Data
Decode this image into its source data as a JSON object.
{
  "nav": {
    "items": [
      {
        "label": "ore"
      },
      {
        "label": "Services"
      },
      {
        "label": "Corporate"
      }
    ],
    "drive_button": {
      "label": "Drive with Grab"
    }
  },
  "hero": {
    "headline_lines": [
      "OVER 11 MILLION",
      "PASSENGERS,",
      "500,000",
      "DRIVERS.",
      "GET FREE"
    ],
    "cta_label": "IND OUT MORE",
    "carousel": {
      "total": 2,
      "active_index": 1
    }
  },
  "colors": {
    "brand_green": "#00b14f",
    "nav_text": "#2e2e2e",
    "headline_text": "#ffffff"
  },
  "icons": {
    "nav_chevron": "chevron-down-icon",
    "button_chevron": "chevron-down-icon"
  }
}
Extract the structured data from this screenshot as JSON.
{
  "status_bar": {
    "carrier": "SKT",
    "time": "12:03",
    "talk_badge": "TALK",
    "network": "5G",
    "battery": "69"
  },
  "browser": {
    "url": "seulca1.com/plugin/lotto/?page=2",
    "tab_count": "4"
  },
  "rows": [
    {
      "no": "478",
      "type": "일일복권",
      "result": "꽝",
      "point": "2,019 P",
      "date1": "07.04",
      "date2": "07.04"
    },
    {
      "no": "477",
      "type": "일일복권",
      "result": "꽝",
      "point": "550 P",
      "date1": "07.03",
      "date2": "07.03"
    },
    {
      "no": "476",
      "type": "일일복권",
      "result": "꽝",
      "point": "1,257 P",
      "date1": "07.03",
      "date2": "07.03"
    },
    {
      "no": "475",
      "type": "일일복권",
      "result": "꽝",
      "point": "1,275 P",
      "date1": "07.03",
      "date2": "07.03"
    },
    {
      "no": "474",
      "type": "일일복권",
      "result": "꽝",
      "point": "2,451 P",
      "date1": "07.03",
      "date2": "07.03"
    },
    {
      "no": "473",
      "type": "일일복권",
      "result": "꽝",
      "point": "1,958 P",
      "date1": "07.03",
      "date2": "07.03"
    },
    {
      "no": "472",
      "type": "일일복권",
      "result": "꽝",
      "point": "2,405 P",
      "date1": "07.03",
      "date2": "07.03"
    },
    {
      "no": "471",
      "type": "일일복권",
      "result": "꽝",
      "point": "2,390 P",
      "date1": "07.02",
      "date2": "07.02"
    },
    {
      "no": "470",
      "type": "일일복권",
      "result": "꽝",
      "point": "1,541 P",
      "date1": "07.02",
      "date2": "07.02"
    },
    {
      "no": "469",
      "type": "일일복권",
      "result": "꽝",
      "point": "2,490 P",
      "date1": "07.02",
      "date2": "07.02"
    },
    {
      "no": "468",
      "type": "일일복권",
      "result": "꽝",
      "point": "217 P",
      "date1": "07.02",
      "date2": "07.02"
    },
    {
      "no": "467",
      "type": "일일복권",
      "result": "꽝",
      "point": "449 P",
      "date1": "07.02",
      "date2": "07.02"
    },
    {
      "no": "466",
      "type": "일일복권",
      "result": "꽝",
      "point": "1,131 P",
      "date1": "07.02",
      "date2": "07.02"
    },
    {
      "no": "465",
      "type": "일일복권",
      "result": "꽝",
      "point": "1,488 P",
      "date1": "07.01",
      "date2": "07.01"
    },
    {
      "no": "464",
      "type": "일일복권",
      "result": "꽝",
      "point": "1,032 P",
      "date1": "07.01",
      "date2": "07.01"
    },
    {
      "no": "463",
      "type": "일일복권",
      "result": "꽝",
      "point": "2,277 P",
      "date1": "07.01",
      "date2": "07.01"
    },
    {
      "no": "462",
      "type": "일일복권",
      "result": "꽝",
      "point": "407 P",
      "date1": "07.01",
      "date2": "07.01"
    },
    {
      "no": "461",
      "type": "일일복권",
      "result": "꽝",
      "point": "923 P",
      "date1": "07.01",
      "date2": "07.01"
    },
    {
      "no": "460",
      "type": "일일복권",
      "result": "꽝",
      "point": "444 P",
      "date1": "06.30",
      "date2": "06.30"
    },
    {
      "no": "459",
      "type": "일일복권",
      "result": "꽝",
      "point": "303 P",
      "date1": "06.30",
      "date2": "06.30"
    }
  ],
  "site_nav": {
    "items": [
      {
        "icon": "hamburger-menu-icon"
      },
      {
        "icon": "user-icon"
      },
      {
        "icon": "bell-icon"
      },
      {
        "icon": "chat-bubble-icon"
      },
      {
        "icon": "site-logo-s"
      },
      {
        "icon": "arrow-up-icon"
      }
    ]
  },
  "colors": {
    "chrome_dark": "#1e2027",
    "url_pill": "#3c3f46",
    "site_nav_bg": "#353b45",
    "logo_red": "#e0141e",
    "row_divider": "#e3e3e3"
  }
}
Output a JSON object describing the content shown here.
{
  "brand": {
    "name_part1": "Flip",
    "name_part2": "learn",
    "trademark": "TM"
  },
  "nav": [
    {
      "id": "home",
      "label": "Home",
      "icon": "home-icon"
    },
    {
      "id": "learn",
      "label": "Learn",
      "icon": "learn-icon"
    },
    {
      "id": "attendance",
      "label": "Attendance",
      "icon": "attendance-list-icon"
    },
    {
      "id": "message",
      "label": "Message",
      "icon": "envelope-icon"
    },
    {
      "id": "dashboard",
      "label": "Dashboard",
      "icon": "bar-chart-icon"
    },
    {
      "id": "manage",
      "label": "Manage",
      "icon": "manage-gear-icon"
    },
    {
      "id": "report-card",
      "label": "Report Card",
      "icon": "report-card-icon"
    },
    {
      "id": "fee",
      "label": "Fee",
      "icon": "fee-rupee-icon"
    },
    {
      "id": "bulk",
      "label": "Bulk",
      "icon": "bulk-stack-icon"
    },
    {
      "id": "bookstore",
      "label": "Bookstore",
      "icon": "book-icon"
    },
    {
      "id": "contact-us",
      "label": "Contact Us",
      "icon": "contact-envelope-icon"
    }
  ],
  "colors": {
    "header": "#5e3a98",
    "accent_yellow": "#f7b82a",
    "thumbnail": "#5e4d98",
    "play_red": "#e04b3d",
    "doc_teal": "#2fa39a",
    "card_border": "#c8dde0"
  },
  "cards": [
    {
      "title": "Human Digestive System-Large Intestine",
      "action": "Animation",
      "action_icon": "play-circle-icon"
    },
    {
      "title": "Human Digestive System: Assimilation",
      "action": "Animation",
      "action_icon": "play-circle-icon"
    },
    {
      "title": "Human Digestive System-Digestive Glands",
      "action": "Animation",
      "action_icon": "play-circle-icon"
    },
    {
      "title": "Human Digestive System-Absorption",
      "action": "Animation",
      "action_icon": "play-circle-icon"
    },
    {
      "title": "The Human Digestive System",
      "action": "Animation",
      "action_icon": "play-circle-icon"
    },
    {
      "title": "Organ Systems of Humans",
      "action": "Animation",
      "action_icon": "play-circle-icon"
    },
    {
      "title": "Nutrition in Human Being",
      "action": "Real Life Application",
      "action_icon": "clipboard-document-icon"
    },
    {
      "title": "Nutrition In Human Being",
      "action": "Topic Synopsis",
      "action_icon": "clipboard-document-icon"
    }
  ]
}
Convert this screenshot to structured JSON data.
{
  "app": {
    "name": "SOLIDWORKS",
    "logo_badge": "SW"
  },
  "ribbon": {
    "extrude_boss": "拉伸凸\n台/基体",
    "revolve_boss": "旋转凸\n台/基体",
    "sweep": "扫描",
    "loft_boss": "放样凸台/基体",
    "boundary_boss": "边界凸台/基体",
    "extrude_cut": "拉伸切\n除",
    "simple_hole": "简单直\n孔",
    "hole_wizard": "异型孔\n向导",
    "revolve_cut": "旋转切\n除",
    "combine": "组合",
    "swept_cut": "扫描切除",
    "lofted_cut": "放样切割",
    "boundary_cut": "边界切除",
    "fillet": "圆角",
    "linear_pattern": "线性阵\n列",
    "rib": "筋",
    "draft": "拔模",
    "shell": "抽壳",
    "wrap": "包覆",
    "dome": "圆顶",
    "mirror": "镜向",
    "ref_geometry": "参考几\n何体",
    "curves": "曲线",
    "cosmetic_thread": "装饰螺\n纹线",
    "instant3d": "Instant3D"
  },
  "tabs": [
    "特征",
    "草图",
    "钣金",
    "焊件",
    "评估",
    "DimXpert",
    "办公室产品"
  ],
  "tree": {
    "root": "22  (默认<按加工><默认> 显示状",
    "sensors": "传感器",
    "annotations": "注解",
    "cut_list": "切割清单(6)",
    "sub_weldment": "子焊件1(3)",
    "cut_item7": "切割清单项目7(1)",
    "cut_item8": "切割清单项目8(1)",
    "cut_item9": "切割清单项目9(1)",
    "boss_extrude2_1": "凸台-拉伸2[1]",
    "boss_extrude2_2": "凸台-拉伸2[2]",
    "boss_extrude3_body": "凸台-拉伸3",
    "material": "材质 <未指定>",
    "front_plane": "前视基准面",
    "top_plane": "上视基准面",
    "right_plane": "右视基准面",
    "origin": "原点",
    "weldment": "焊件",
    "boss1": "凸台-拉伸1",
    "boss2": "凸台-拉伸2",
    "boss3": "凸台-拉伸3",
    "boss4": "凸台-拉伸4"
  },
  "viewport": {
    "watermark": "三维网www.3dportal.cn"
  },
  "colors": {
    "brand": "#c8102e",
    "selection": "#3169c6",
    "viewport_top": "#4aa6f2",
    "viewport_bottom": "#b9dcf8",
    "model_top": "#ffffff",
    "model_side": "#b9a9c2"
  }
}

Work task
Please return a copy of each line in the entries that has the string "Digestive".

Problem solution
      "title": "Human Digestive System-Large Intestine",
      "title": "Human Digestive System: Assimilation",
      "title": "Human Digestive System-Digestive Glands",
      "title": "Human Digestive System-Absorption",
      "title": "The Human Digestive System",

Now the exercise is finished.